- Take notes. Yes, all of these presentations will be available to you online for free in a few months. But the connections and insights you have during our presentations will surely help further your learning and maximize your progress. We even have note-taking space in the back of the programs.
- Have fun! Our brains function best when we are relaxed, alert, and engaged. With our cozy event here and at the local fairgrounds, we hope we’ve created an optimal environment for your learning experience.
Being human is hard:
- We worry.
- We think.
- We reflect.
- We plan.
- We get emotional.
There is so much stuff going on between our ears. It can be hard to just be.
In the 21st century, though, it’s important to do just that. Just be with our horses. Just be with our moments.
But just because we’re feeling at one with our horses, doesn’t necessarily mean we’re brilliant horsemen. We need to remember not to confuse awareness with any kind of virtue or know-how.
It’s a helluva balance, right? As humans, we have the awesome responsibilities and great potentials.
Because we’re human, we can compare what we do with best practices.
Because we’re human, we can step outside our bodies and say, “oh, shit, I meant to do it this way. Let me go back and try it again.”
Because we’re human, we can recognize that we do indeed have egos and we can indeed set them aside.
Because we’re human, we know that strength is not at all muscle and a clenched fist. Strength is softness and the ability to be quiet for a while.
Letting yourself be vulnerable – to peer review, to new possibilities, to occasional discomfort – is crucial to connection. Connection, I think, is essential for progress. Together, connection and progress enrich our lives and our lives with horses.

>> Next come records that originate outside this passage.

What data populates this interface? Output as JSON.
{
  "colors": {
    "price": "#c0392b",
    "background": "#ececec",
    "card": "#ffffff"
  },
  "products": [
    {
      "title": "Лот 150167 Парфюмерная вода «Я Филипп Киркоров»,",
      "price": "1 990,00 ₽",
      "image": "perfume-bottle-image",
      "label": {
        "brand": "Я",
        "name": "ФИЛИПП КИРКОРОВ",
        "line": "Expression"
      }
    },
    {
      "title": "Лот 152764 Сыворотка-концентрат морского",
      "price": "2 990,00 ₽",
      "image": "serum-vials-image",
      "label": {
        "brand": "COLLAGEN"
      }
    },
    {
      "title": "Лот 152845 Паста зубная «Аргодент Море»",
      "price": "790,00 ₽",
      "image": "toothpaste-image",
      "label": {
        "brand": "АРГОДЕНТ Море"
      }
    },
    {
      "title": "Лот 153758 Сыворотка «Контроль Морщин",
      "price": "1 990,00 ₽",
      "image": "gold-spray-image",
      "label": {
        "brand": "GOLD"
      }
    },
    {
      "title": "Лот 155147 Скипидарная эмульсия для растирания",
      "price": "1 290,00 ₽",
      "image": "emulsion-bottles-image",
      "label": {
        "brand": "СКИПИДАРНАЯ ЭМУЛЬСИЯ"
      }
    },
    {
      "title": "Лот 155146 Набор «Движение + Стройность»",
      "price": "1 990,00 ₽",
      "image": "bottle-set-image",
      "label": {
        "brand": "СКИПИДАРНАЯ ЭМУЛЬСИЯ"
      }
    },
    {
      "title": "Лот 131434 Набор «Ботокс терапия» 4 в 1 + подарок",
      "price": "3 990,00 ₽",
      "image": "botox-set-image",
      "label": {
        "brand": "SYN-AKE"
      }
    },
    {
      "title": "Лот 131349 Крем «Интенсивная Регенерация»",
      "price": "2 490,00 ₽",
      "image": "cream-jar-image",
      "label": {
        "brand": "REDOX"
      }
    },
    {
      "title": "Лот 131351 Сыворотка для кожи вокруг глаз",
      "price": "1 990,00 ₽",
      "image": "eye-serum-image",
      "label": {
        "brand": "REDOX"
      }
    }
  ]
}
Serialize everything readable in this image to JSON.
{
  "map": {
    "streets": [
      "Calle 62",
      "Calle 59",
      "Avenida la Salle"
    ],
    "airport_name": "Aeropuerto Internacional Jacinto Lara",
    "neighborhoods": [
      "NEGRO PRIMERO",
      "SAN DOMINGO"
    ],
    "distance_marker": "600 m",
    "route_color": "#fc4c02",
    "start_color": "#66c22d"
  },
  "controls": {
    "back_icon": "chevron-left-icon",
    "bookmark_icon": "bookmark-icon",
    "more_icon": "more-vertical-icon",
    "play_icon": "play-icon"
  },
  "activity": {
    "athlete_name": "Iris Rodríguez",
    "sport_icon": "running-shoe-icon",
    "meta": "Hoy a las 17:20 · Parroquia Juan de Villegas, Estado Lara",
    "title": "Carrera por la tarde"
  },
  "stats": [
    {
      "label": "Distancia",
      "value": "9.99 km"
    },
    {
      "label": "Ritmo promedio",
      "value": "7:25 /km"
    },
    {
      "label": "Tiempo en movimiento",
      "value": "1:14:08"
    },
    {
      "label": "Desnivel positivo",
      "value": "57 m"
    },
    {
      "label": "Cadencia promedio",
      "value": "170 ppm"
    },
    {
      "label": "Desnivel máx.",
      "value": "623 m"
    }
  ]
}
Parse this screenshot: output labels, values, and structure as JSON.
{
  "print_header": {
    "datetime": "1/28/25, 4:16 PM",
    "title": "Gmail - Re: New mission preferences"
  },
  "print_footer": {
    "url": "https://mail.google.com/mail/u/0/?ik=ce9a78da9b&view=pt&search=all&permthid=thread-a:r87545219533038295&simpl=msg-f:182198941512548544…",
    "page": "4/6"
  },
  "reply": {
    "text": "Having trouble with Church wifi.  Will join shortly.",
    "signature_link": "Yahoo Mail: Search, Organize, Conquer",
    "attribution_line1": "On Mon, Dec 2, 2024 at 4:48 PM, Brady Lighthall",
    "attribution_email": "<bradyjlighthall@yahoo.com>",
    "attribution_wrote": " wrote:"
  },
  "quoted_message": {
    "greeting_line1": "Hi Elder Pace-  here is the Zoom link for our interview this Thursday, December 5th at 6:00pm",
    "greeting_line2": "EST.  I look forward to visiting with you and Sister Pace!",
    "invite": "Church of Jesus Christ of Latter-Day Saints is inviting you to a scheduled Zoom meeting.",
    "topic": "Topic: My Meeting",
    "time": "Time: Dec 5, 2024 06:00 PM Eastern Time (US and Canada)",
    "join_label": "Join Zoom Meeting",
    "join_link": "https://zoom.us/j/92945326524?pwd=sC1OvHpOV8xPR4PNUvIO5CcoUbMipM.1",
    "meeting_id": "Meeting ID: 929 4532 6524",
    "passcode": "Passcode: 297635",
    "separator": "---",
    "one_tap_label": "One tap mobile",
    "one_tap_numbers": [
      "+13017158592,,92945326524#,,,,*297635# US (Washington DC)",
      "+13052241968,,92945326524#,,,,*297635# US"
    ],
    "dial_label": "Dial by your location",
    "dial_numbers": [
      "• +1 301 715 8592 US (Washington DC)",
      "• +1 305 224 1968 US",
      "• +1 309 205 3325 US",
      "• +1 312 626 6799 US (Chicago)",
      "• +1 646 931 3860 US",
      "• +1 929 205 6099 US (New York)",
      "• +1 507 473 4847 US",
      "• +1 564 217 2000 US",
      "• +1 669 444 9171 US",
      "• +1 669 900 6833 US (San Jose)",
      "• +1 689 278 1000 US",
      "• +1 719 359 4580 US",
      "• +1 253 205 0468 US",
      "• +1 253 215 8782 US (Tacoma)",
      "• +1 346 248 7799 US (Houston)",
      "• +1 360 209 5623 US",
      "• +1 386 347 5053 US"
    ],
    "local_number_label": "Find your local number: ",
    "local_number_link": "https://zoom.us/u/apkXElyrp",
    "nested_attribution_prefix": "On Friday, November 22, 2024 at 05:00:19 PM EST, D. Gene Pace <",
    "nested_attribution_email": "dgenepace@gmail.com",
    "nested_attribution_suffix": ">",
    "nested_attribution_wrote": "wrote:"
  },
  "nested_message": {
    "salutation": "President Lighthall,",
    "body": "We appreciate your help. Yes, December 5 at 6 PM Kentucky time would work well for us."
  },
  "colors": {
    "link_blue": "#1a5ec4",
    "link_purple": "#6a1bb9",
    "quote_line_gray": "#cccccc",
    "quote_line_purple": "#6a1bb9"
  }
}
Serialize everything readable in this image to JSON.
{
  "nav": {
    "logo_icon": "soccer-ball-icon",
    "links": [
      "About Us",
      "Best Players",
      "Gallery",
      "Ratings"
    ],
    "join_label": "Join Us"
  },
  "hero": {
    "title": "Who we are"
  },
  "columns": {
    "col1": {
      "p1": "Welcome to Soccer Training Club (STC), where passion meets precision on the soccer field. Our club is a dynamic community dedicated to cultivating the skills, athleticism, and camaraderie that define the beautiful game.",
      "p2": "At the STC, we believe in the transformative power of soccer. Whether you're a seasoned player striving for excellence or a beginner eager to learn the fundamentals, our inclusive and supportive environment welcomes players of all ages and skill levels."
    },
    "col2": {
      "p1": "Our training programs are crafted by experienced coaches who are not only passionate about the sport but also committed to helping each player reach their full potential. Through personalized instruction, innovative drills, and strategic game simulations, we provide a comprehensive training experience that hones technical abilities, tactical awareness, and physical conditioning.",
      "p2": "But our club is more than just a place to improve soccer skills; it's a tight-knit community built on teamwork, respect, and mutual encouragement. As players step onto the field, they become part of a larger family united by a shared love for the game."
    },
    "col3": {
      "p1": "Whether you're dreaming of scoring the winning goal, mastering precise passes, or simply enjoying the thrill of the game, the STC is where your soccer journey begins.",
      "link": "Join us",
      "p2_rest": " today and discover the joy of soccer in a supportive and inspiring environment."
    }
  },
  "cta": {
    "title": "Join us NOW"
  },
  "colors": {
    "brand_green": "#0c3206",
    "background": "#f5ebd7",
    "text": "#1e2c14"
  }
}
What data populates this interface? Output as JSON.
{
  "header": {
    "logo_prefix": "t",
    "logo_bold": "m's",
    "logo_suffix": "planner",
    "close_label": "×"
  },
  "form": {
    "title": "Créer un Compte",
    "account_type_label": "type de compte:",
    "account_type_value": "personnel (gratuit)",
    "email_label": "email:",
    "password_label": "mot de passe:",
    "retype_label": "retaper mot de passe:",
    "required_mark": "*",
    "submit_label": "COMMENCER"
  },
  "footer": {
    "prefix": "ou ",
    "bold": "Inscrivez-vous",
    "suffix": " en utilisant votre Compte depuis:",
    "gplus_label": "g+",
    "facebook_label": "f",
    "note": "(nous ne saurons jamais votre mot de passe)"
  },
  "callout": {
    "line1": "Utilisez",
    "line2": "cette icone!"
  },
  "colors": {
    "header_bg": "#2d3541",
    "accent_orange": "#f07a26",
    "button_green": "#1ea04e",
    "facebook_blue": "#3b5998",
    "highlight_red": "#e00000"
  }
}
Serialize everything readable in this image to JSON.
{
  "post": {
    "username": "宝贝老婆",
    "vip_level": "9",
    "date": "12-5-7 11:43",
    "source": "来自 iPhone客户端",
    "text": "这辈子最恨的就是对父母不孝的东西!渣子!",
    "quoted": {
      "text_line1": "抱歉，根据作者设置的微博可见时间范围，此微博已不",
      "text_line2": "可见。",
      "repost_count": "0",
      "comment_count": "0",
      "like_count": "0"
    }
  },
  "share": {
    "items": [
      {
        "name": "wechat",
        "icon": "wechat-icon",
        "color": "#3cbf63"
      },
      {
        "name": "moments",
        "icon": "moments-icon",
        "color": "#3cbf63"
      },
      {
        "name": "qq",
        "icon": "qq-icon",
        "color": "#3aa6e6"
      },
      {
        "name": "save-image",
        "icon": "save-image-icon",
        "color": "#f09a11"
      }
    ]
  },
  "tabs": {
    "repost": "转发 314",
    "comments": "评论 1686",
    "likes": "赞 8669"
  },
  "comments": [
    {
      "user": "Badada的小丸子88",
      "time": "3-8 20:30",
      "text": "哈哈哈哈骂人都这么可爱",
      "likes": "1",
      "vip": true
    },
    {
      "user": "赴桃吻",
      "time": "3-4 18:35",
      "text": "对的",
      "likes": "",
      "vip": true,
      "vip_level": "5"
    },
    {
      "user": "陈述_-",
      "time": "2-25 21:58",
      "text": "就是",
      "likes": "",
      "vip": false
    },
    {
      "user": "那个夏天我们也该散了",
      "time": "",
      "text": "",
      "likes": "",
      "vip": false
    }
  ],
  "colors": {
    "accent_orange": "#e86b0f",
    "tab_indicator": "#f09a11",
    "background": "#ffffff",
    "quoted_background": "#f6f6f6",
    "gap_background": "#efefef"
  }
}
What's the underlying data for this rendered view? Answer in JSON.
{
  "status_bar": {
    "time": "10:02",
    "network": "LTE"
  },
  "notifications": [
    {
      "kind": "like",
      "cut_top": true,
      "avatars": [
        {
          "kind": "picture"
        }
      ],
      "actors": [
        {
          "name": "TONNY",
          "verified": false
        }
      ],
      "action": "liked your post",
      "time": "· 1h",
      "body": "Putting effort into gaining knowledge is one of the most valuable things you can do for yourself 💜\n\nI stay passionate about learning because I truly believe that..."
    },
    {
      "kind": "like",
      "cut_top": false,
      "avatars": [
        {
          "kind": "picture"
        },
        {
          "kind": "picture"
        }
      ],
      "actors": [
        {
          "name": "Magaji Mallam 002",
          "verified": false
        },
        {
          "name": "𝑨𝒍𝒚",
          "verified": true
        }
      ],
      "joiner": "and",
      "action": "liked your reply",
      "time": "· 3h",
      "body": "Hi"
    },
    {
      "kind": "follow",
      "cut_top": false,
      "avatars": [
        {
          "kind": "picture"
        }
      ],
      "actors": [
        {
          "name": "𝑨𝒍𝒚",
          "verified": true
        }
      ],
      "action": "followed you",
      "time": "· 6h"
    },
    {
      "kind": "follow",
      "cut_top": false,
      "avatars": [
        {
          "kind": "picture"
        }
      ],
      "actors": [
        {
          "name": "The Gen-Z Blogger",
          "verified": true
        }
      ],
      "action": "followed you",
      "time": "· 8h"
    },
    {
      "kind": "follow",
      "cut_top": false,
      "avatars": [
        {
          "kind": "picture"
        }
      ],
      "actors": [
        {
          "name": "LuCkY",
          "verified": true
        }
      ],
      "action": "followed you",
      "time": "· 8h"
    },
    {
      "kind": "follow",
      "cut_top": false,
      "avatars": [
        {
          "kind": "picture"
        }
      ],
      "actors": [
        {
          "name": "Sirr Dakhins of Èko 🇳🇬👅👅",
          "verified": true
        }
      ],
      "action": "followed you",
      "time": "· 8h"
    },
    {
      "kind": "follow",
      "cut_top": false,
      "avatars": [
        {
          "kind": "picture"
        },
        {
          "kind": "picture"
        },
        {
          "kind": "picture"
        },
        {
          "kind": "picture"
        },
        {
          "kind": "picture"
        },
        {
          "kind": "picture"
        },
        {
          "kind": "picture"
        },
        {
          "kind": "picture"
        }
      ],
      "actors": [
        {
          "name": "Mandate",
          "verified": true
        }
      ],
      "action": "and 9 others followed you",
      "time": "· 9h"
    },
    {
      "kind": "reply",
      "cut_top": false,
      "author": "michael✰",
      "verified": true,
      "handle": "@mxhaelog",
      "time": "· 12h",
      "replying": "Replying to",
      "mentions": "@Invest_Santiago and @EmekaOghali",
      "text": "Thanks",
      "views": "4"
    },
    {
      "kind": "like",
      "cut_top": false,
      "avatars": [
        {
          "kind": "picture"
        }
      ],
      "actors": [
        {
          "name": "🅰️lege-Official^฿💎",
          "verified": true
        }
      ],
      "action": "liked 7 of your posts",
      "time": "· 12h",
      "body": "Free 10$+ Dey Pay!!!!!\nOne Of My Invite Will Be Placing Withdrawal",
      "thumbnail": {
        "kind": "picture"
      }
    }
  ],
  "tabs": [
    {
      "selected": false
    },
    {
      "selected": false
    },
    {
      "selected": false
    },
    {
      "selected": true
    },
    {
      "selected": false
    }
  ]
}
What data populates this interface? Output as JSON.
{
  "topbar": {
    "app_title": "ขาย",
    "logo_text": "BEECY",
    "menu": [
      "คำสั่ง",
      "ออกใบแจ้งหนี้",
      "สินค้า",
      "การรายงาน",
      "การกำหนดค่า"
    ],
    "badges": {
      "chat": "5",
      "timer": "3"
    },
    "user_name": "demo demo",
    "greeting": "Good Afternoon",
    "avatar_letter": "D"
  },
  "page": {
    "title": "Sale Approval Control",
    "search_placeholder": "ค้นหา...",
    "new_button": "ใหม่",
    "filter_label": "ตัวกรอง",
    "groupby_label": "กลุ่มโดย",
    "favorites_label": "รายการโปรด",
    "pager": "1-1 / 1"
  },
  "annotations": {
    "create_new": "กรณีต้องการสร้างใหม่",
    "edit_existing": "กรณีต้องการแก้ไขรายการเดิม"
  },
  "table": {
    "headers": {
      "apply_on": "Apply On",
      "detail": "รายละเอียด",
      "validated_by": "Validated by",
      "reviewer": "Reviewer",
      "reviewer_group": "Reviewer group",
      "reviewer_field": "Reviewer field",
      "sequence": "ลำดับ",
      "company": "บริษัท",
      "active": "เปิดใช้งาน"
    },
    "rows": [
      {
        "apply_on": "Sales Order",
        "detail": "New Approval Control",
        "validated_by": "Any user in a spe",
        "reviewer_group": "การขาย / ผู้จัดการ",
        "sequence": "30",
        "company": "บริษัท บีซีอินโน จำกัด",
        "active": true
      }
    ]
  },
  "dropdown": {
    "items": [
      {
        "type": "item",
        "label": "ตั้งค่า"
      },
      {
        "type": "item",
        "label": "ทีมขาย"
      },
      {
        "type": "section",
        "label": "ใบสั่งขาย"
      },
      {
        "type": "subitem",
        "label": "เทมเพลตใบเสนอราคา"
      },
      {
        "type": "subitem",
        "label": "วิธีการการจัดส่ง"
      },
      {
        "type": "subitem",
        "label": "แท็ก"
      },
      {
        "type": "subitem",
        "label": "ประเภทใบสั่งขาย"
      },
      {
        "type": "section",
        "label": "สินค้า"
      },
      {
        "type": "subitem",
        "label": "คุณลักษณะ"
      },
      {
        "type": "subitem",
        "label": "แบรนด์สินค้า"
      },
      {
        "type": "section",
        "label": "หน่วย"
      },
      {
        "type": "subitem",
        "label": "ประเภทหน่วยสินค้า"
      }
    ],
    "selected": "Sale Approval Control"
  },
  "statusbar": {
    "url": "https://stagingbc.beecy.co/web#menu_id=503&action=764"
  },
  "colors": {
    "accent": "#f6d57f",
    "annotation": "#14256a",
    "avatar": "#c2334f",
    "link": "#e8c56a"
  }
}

Or, as Ms. Frizzle from the Magic School Bus would say,Get messy. Make mistakes. Ask questions and listen for the answers.